### What is expected
Would you count how many lines of the material below hold the string "existing"? Give only the number.

### Data listing
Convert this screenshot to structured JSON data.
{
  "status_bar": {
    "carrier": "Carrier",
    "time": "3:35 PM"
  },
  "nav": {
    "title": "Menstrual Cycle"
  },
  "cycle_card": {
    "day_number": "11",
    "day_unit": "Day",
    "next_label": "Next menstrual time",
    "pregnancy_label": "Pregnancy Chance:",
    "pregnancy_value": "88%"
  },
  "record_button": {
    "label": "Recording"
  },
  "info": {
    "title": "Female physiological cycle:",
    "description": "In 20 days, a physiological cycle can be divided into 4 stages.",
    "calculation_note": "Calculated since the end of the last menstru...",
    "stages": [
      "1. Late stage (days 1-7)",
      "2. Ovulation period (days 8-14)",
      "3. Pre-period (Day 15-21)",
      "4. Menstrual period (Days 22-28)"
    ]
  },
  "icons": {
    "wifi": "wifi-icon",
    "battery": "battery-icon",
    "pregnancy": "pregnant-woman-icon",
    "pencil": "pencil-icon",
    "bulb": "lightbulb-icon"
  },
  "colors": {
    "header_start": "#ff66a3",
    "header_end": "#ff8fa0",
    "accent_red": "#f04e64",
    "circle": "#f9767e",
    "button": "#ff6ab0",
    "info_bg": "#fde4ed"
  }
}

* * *

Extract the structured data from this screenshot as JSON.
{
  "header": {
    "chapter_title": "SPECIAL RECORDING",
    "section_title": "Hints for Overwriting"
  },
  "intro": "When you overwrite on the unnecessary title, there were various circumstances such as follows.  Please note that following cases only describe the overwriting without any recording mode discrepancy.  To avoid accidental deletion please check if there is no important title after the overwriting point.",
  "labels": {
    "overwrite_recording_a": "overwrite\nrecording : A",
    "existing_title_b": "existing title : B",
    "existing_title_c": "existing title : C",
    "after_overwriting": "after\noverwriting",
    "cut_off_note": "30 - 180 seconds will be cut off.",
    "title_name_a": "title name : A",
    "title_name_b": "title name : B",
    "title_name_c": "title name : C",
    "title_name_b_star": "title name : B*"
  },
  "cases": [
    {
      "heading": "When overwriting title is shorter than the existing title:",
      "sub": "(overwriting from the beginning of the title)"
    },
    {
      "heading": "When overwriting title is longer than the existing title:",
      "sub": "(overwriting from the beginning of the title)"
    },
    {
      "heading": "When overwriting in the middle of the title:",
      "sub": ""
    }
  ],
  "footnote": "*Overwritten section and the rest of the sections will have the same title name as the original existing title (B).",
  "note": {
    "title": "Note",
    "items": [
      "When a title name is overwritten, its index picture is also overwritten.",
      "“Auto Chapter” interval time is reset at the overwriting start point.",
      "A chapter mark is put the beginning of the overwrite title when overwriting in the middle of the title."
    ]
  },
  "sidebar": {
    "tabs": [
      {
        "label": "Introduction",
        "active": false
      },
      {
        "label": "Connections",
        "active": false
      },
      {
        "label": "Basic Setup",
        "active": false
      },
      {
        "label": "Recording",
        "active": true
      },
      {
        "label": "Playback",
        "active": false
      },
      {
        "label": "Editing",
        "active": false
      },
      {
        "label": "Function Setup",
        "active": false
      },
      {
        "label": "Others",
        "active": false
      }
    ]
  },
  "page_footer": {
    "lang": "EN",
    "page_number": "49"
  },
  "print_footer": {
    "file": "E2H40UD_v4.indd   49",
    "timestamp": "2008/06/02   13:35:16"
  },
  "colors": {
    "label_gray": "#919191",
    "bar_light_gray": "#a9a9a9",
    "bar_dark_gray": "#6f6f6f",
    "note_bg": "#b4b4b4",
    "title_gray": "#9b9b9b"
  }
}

### Solution to the problem
5